Data in this exercise:
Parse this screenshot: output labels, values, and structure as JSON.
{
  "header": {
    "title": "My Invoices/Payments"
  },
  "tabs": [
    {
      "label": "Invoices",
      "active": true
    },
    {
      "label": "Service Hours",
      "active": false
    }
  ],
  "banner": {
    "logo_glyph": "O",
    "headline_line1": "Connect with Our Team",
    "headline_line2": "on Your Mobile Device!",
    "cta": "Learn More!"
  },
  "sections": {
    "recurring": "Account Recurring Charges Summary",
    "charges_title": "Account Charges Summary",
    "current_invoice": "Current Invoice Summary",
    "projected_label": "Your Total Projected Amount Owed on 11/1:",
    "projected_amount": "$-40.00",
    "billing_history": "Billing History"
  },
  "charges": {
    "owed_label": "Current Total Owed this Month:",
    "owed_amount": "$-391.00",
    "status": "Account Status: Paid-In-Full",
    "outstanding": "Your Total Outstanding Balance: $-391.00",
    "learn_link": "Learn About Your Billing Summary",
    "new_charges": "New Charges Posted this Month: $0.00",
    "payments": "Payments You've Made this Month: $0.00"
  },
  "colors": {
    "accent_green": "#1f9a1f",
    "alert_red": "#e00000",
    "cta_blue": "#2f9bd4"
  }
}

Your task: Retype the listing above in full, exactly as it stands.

Task result:
Parse this screenshot: output labels, values, and structure as JSON.
{
  "header": {
    "title": "My Invoices/Payments"
  },
  "tabs": [
    {
      "label": "Invoices",
      "active": true
    },
    {
      "label": "Service Hours",
      "active": false
    }
  ],
  "banner": {
    "logo_glyph": "O",
    "headline_line1": "Connect with Our Team",
    "headline_line2": "on Your Mobile Device!",
    "cta": "Learn More!"
  },
  "sections": {
    "recurring": "Account Recurring Charges Summary",
    "charges_title": "Account Charges Summary",
    "current_invoice": "Current Invoice Summary",
    "projected_label": "Your Total Projected Amount Owed on 11/1:",
    "projected_amount": "$-40.00",
    "billing_history": "Billing History"
  },
  "charges": {
    "owed_label": "Current Total Owed this Month:",
    "owed_amount": "$-391.00",
    "status": "Account Status: Paid-In-Full",
    "outstanding": "Your Total Outstanding Balance: $-391.00",
    "learn_link": "Learn About Your Billing Summary",
    "new_charges": "New Charges Posted this Month: $0.00",
    "payments": "Payments You've Made this Month: $0.00"
  },
  "colors": {
    "accent_green": "#1f9a1f",
    "alert_red": "#e00000",
    "cta_blue": "#2f9bd4"
  }
}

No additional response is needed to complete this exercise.